Leah Penniman: Oh, thanks for bringing that up. I used to be going to overlook about it. But, so, Soul Fire Farm, regardless of its nationwide attain, even worldwide some would say, operates out of the lounge of a single-household house and has hundreds of individuals coming by for coaching applications.
So lately, the county well being division stated that is not cute. Y’all must construct a industrial constructing so that you simply’re as much as hearth code, and ADA, and well being rules, and so forth. So we’re within the technique of elevating cash and constructing these buildings in order that we are able to proceed to function and even broaden our farmer coaching applications, which have a multi-12 months ready checklist. And it’s very thrilling as a result of my companion Jonah is a grasp builder. So every thing is straw bail, timber frames, pure plaster, and renewable vitality. And we’re even accepting clay soil from our alumni to place into the pure plaster, so everybody’s land shall be part of these buildings.
So go to our web site, SoulFireFarm.org, if you wish to pitch in for the capital marketing campaign and assist us proceed to develop the following technology of black farmers for years to return.
Ocean Robbins: Wonderful. My spouse and I are proud donors to Soul Fire Farm. I feel this work is so vital. I’m so grateful to you in your braveness, your fact-telling, and your willingness to embrace so many painful realities with such dignity and love. And the smile and the enjoyment that comes by in your work is so magnificent. I feel it takes a particular being to face the darkness, ache, and violence that you simply do, and to proceed being a stand for the love and the enjoyment which are potential in all of us.
I thanks, Leah, for who you’re, for what you do, for the stand you’re taking, and actually for lighting a method for all of us to see the best way ahead, that’s worthy of who we’re as human beings.
Leah Penniman: Thank you a lot. Love is really the one reply to society’s issues, so thanks for affirming that.
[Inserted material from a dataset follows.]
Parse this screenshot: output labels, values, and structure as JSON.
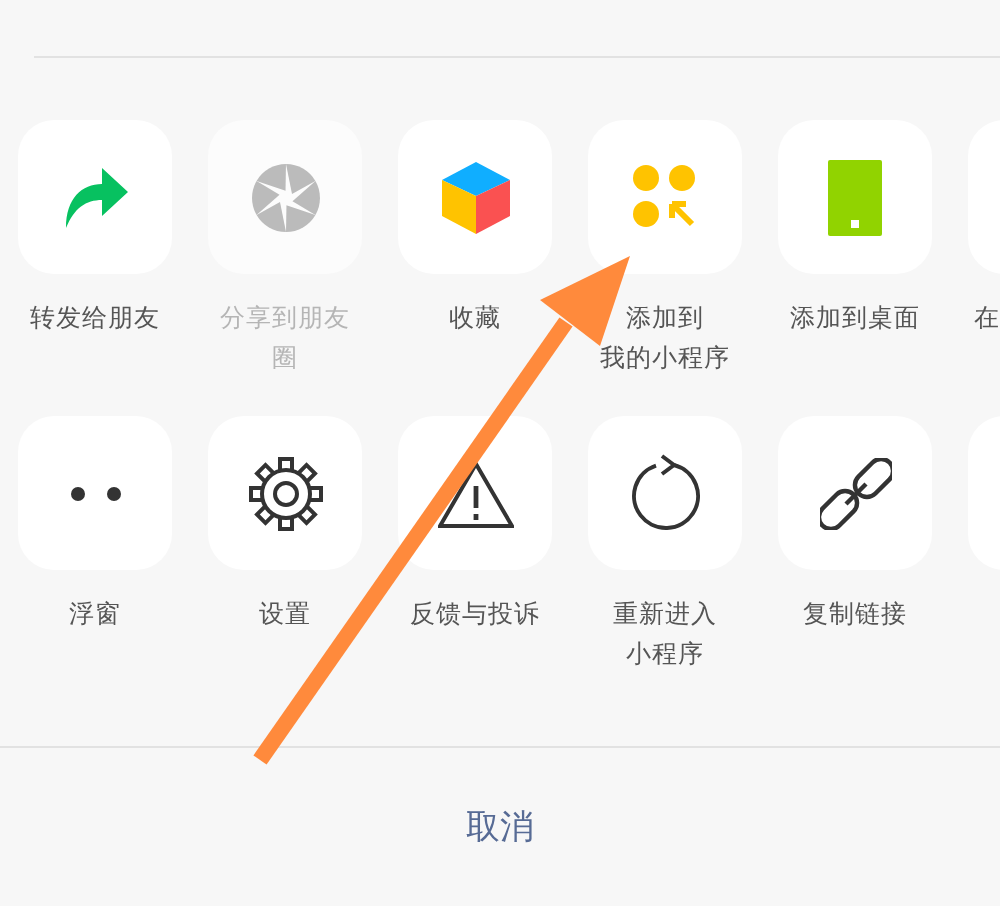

And I want you all one of the best with your endeavors.
Ocean Robbins: And you as properly.
Tell us within the feedback:
- Were you conscious of Leah Penniman and Soul Fire Farm’s work?
- Do you might have a relationship with soil or rising your personal meals?
- Does this interview encourage you to take any optimistic actions?